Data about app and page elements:
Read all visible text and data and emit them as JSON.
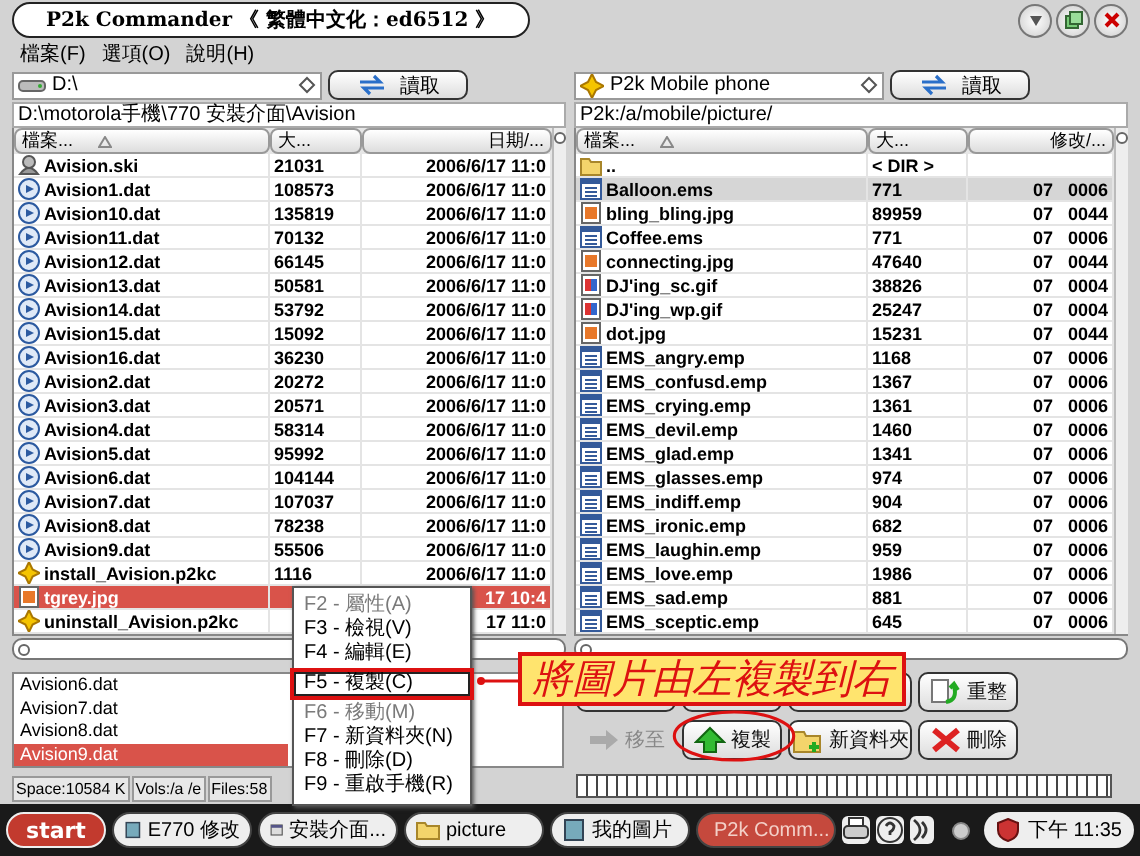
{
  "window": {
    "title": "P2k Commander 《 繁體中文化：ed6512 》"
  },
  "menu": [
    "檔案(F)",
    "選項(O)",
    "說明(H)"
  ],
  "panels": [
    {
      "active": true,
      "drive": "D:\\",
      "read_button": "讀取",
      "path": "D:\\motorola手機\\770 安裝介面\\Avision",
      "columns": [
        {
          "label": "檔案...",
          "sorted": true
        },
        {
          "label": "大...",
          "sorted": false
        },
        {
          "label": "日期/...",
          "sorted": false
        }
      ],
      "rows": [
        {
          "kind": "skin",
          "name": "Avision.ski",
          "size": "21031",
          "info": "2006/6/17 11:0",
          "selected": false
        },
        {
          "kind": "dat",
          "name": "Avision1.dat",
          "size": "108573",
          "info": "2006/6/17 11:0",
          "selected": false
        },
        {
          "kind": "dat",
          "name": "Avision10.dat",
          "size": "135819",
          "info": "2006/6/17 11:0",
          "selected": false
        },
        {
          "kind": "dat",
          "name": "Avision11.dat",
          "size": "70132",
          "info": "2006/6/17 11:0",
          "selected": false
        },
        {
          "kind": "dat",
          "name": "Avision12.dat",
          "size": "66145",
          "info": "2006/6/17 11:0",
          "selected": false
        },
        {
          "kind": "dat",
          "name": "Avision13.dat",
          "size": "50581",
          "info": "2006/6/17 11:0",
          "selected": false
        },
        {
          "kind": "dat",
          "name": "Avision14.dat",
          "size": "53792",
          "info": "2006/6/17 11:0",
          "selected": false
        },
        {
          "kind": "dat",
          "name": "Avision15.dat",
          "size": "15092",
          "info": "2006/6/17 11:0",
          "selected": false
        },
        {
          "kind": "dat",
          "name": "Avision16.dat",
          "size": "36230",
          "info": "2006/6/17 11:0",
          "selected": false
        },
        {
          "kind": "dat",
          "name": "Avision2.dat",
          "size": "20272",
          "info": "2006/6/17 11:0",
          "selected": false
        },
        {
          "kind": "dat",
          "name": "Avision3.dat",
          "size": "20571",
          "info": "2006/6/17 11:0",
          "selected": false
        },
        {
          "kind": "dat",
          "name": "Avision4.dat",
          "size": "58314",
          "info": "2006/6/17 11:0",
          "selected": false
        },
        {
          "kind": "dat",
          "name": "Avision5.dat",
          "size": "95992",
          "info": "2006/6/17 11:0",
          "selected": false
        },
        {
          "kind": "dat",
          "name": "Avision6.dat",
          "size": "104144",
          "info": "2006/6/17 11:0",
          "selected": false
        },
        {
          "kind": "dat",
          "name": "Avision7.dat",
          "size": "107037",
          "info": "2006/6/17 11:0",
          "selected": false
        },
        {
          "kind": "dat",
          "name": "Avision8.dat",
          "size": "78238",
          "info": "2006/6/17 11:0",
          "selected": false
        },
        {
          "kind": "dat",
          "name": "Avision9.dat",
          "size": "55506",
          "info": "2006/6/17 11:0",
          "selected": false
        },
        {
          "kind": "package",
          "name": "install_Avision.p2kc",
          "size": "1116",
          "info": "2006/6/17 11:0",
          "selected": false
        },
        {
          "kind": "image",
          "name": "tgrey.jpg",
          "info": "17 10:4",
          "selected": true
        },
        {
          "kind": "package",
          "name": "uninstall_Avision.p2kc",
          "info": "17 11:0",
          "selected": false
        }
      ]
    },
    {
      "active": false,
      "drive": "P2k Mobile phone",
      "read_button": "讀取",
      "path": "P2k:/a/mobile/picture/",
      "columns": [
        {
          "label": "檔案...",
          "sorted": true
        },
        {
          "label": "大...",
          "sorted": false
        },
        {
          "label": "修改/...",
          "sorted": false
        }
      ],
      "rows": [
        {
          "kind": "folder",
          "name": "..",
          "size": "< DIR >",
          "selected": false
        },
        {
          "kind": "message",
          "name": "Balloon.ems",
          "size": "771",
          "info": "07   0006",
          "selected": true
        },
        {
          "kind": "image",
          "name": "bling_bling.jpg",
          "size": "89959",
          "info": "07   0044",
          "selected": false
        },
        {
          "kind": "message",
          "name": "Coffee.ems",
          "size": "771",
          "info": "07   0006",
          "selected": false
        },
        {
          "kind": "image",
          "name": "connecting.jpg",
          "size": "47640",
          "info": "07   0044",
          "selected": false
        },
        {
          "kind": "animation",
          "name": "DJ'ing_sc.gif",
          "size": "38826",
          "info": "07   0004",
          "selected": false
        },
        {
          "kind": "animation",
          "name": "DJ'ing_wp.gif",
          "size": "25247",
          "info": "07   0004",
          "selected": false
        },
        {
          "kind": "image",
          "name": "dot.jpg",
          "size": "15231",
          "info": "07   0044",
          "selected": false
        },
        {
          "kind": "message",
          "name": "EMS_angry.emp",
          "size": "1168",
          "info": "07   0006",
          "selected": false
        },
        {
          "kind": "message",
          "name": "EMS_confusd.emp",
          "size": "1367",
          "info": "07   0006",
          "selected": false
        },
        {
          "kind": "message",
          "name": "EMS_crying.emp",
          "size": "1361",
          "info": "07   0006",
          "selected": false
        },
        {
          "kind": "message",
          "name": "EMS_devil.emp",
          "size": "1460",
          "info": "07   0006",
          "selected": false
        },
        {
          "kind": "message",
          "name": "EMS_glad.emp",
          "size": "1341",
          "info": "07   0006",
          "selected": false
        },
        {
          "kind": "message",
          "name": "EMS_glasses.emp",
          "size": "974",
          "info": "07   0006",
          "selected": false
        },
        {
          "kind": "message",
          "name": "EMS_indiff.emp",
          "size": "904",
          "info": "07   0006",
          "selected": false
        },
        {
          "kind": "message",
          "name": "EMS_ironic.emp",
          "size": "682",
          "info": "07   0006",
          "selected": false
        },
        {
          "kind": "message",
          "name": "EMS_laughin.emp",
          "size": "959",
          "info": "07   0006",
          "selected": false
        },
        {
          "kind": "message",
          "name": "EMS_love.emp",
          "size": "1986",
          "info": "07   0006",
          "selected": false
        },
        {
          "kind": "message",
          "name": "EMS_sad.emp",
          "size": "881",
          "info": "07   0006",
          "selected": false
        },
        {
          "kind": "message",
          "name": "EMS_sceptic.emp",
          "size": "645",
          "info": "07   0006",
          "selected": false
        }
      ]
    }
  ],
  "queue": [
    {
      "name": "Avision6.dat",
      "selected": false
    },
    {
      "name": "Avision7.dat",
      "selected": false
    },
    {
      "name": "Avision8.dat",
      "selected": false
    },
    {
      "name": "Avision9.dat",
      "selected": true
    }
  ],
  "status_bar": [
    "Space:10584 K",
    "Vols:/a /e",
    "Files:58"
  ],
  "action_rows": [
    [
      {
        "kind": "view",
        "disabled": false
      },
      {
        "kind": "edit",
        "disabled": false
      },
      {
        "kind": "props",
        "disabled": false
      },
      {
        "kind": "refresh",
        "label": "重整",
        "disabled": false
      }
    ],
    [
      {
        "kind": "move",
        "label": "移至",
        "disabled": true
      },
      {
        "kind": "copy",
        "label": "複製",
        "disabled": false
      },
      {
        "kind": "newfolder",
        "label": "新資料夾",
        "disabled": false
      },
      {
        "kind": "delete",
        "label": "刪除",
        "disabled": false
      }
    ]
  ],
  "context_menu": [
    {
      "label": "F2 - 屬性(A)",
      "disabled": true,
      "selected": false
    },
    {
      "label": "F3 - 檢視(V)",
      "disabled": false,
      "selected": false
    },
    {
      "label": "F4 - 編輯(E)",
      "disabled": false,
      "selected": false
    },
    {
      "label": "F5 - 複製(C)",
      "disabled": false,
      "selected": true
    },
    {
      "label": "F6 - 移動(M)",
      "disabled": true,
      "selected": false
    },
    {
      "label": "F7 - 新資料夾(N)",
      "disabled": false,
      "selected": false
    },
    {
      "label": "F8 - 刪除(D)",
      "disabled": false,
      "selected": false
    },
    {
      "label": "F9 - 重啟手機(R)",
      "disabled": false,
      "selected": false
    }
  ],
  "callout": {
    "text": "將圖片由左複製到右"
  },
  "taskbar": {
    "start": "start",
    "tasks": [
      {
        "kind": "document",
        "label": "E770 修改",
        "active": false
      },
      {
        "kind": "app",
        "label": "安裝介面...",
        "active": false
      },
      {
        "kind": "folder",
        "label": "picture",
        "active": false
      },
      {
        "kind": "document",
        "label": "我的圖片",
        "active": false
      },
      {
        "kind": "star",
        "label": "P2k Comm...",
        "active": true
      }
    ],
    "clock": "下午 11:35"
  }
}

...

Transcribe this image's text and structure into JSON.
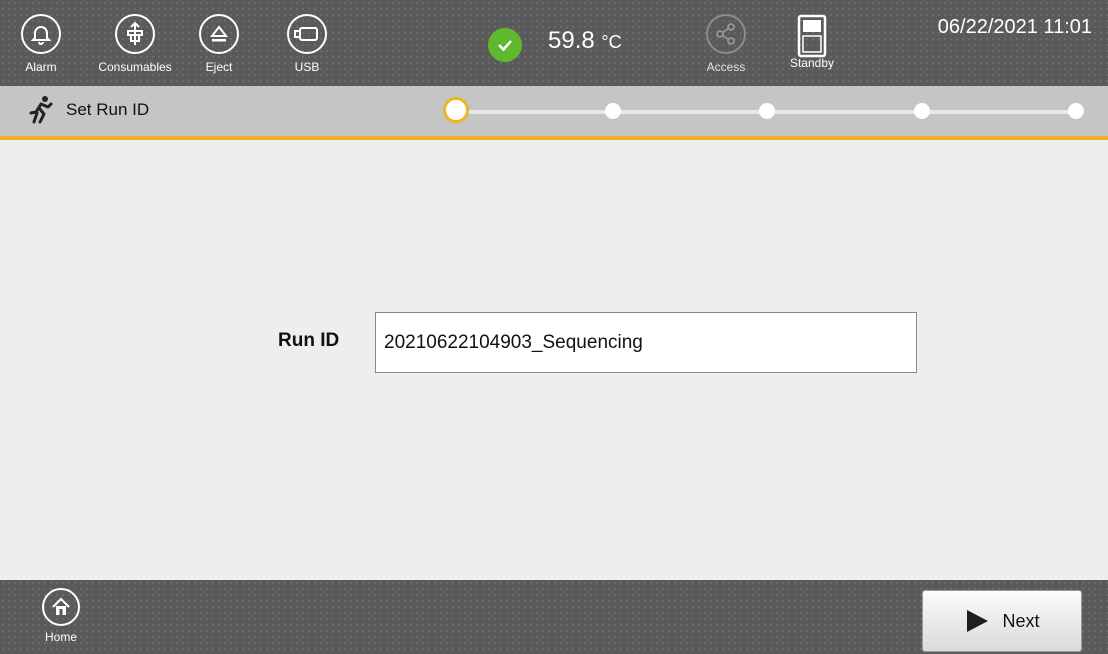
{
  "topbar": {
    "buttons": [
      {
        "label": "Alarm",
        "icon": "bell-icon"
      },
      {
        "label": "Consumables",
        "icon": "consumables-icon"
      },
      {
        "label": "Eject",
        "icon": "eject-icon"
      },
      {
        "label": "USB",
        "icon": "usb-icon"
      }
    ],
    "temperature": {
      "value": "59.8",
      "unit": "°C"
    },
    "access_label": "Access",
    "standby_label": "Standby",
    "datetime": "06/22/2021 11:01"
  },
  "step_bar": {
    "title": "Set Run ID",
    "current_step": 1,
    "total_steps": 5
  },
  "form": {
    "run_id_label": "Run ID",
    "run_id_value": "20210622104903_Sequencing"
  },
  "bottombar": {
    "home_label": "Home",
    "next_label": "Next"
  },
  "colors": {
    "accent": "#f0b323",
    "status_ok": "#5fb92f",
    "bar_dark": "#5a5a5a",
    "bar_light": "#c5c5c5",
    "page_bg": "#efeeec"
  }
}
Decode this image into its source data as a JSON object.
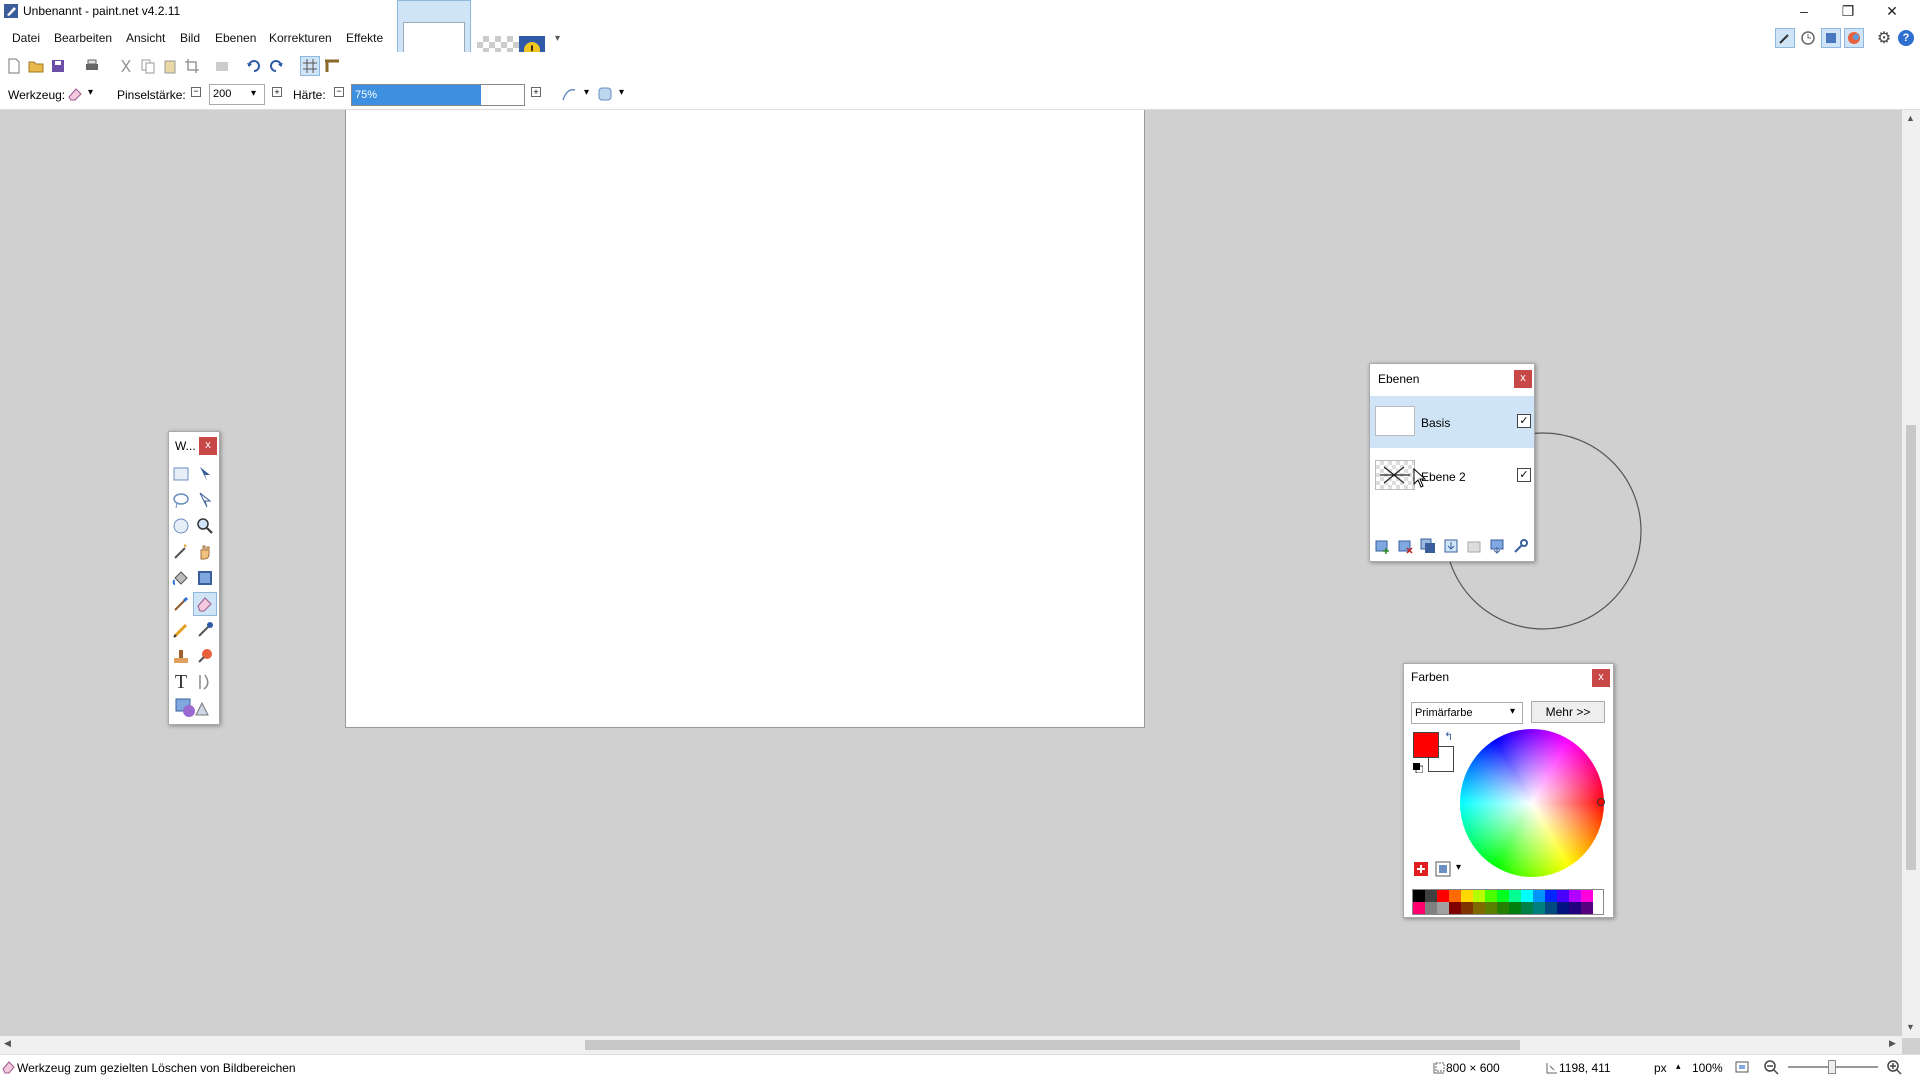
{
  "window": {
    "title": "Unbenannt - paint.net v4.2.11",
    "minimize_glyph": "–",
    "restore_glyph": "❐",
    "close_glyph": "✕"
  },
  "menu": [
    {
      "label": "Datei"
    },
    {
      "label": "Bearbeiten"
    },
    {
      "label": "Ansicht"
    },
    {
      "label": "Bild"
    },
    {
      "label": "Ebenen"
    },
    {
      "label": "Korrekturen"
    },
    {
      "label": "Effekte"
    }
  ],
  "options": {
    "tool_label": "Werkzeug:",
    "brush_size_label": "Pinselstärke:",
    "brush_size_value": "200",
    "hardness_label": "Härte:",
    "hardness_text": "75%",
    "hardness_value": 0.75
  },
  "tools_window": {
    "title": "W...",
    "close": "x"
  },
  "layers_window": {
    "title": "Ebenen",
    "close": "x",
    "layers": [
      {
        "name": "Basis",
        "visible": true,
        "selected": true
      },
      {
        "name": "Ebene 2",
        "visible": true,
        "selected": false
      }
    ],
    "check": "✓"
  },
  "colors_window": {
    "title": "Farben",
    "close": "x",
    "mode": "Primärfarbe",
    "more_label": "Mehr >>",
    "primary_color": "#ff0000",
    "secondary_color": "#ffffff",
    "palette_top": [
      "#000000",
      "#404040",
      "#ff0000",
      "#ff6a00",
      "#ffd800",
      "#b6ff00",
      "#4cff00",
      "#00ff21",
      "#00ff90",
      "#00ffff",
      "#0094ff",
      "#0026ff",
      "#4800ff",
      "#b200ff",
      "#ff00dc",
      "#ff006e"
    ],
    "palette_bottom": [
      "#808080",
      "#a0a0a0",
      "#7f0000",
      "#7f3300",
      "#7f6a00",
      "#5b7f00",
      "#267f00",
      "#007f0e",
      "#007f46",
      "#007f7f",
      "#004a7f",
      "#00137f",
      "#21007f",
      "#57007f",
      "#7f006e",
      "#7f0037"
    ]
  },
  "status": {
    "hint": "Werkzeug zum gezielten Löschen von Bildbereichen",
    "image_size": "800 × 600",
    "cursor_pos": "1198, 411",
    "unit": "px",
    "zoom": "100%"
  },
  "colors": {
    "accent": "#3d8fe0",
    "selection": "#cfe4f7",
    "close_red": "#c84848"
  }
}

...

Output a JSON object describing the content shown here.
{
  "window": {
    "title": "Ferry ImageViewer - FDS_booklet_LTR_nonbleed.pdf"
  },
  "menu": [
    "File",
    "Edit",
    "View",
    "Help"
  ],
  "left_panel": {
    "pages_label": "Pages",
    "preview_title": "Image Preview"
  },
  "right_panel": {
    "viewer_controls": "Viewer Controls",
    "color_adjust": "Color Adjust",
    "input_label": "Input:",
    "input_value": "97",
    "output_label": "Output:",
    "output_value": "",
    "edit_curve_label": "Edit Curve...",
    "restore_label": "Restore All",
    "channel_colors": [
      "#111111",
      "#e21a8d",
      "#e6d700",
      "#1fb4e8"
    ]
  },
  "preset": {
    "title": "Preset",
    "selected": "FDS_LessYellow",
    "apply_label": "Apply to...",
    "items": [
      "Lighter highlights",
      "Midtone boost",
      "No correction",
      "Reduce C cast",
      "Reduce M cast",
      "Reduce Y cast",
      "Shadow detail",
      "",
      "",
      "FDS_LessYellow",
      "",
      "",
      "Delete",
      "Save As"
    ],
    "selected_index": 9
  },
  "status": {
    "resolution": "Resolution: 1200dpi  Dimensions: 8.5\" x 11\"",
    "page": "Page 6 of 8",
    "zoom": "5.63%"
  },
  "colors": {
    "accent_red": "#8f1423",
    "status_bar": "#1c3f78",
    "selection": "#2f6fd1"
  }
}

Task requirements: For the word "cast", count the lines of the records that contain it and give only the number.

Answer to this problem: 3